(Data about app and page elements)
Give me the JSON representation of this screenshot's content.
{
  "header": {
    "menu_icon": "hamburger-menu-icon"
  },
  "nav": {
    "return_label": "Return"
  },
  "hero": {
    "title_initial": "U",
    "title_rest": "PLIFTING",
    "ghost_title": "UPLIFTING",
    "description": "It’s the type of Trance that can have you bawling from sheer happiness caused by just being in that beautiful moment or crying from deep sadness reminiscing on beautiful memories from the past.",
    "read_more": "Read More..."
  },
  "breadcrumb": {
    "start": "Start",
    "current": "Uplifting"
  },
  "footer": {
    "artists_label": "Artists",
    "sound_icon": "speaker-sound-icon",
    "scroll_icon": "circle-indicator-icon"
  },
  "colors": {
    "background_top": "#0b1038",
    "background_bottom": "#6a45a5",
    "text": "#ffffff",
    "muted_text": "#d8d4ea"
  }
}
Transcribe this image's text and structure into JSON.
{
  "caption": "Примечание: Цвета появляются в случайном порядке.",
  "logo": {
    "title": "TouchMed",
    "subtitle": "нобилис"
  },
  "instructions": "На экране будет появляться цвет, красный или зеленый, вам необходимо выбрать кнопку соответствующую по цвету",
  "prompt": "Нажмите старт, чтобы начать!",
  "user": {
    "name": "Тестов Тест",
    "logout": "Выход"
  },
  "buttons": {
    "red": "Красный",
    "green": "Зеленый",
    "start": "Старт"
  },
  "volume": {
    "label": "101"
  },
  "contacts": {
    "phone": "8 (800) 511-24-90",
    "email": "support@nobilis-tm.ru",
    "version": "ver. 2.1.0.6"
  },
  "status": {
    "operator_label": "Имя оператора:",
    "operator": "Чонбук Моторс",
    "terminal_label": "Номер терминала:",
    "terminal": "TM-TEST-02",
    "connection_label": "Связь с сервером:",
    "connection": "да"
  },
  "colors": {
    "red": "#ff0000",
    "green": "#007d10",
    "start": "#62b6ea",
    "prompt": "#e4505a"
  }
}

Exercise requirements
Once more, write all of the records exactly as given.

Your solution
Give me the JSON representation of this screenshot's content.
{
  "header": {
    "menu_icon": "hamburger-menu-icon"
  },
  "nav": {
    "return_label": "Return"
  },
  "hero": {
    "title_initial": "U",
    "title_rest": "PLIFTING",
    "ghost_title": "UPLIFTING",
    "description": "It’s the type of Trance that can have you bawling from sheer happiness caused by just being in that beautiful moment or crying from deep sadness reminiscing on beautiful memories from the past.",
    "read_more": "Read More..."
  },
  "breadcrumb": {
    "start": "Start",
    "current": "Uplifting"
  },
  "footer": {
    "artists_label": "Artists",
    "sound_icon": "speaker-sound-icon",
    "scroll_icon": "circle-indicator-icon"
  },
  "colors": {
    "background_top": "#0b1038",
    "background_bottom": "#6a45a5",
    "text": "#ffffff",
    "muted_text": "#d8d4ea"
  }
}
Transcribe this image's text and structure into JSON.
{
  "caption": "Примечание: Цвета появляются в случайном порядке.",
  "logo": {
    "title": "TouchMed",
    "subtitle": "нобилис"
  },
  "instructions": "На экране будет появляться цвет, красный или зеленый, вам необходимо выбрать кнопку соответствующую по цвету",
  "prompt": "Нажмите старт, чтобы начать!",
  "user": {
    "name": "Тестов Тест",
    "logout": "Выход"
  },
  "buttons": {
    "red": "Красный",
    "green": "Зеленый",
    "start": "Старт"
  },
  "volume": {
    "label": "101"
  },
  "contacts": {
    "phone": "8 (800) 511-24-90",
    "email": "support@nobilis-tm.ru",
    "version": "ver. 2.1.0.6"
  },
  "status": {
    "operator_label": "Имя оператора:",
    "operator": "Чонбук Моторс",
    "terminal_label": "Номер терминала:",
    "terminal": "TM-TEST-02",
    "connection_label": "Связь с сервером:",
    "connection": "да"
  },
  "colors": {
    "red": "#ff0000",
    "green": "#007d10",
    "start": "#62b6ea",
    "prompt": "#e4505a"
  }
}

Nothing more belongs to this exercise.